→ **EXERCISE**:
Copies of all lines containing the string "snippet" are needed from the data below.

→ **SOURCE MATERIAL**:
==*==

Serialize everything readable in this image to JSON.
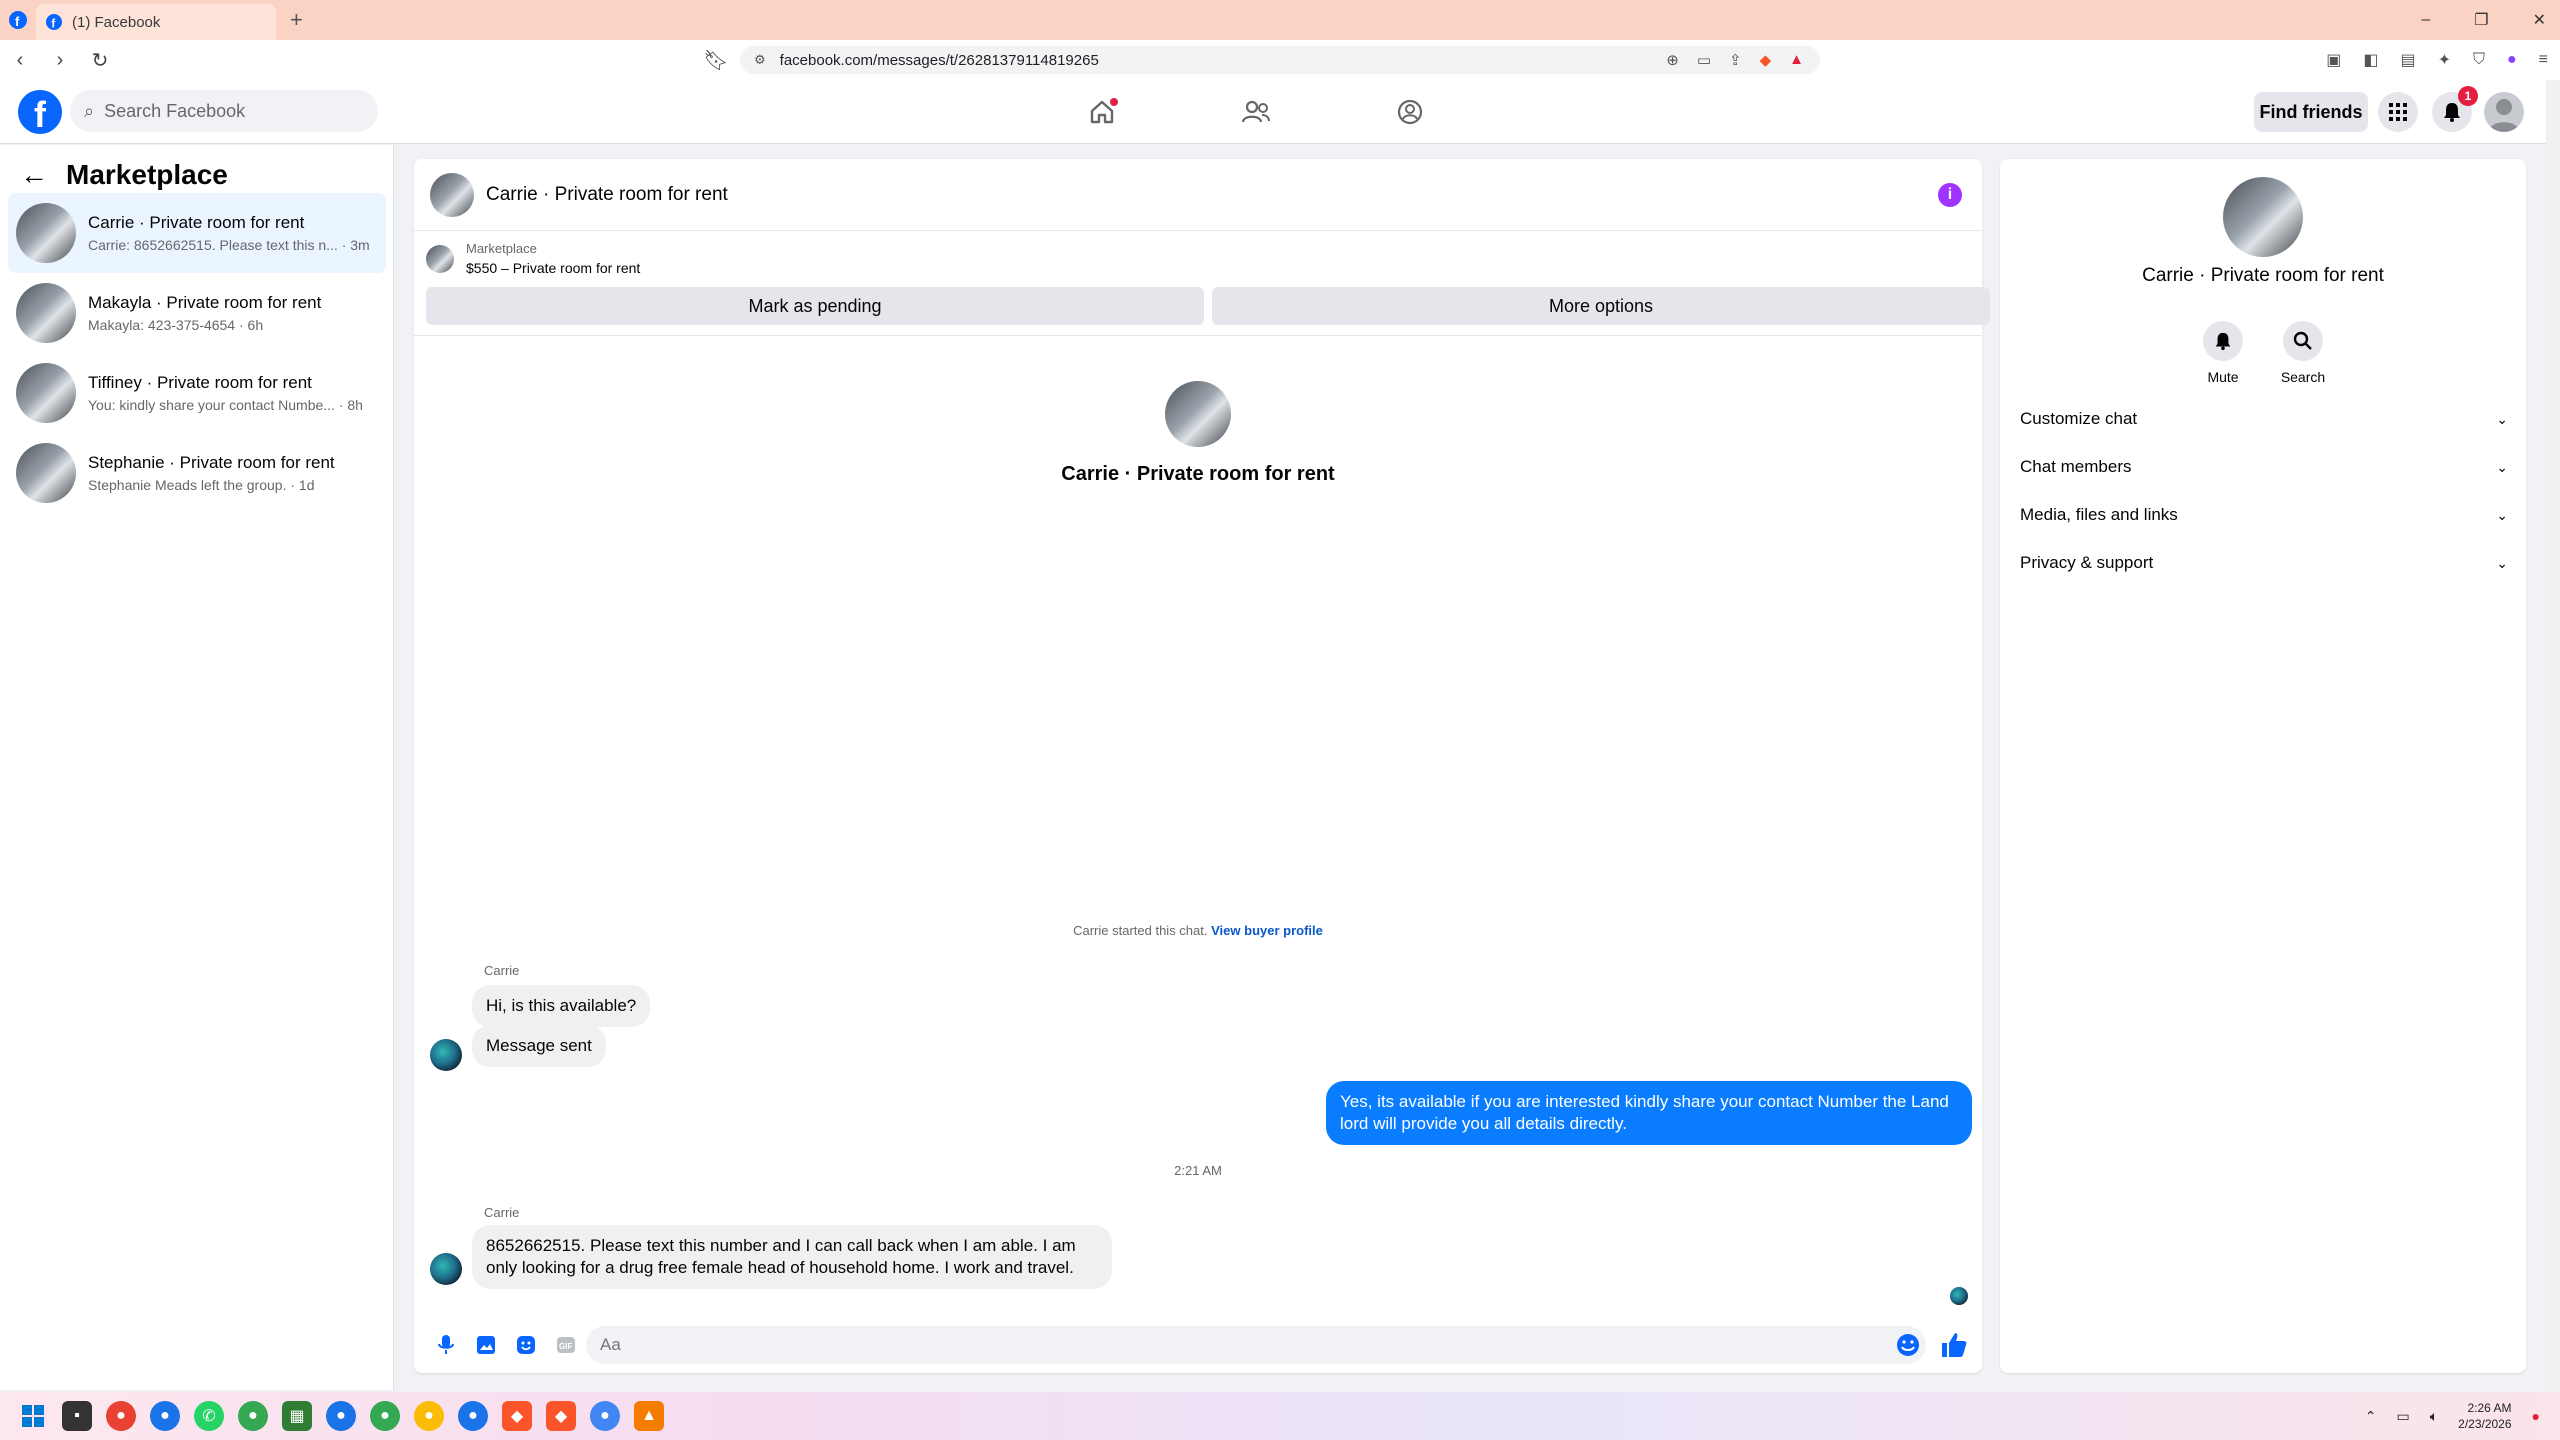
{
  "browser": {
    "tab_title": "(1) Facebook",
    "new_tab": "+",
    "url": "facebook.com/messages/t/26281379114819265",
    "win_min": "–",
    "win_max": "❐",
    "win_close": "✕"
  },
  "header": {
    "search_placeholder": "Search Facebook",
    "find_friends": "Find friends",
    "notification_count": "1"
  },
  "sidebar": {
    "title": "Marketplace",
    "conversations": [
      {
        "name": "Carrie · Private room for rent",
        "snippet": "Carrie: 8652662515. Please text this n... · 3m"
      },
      {
        "name": "Makayla · Private room for rent",
        "snippet": "Makayla: 423-375-4654 · 6h"
      },
      {
        "name": "Tiffiney · Private room for rent",
        "snippet": "You: kindly share your contact Numbe... · 8h"
      },
      {
        "name": "Stephanie · Private room for rent",
        "snippet": "Stephanie Meads left the group. · 1d"
      }
    ]
  },
  "chat": {
    "title": "Carrie · Private room for rent",
    "marketplace_label": "Marketplace",
    "listing": "$550 – Private room for rent",
    "mark_pending": "Mark as pending",
    "more_options": "More options",
    "intro_name": "Carrie · Private room for rent",
    "started_text": "Carrie started this chat.",
    "view_buyer_profile": "View buyer profile",
    "messages": {
      "sender1": "Carrie",
      "m1": "Hi, is this available?",
      "m2": "Message sent",
      "m3": "Yes, its available if you are interested kindly share your contact Number the Land lord will provide you all details directly.",
      "time": "2:21 AM",
      "sender2": "Carrie",
      "m4": "8652662515. Please text this number and I can call back when I am able. I am only looking for a drug free female head of household home. I work and travel."
    },
    "input_placeholder": "Aa"
  },
  "info_panel": {
    "name": "Carrie · Private room for rent",
    "mute": "Mute",
    "search": "Search",
    "sections": [
      "Customize chat",
      "Chat members",
      "Media, files and links",
      "Privacy & support"
    ]
  },
  "taskbar": {
    "time": "2:26 AM",
    "date": "2/23/2026"
  },
  "colors": {
    "fb_blue": "#0866ff",
    "outgoing_bubble": "#0a7cff",
    "active_conv": "#ebf5ff",
    "info_purple": "#a033ff"
  }
}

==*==

→ **REPLY TO THE EXERCISE**:
        "snippet": "Carrie: 8652662515. Please text this n... · 3m"
        "snippet": "Makayla: 423-375-4654 · 6h"
        "snippet": "You: kindly share your contact Numbe... · 8h"
        "snippet": "Stephanie Meads left the group. · 1d"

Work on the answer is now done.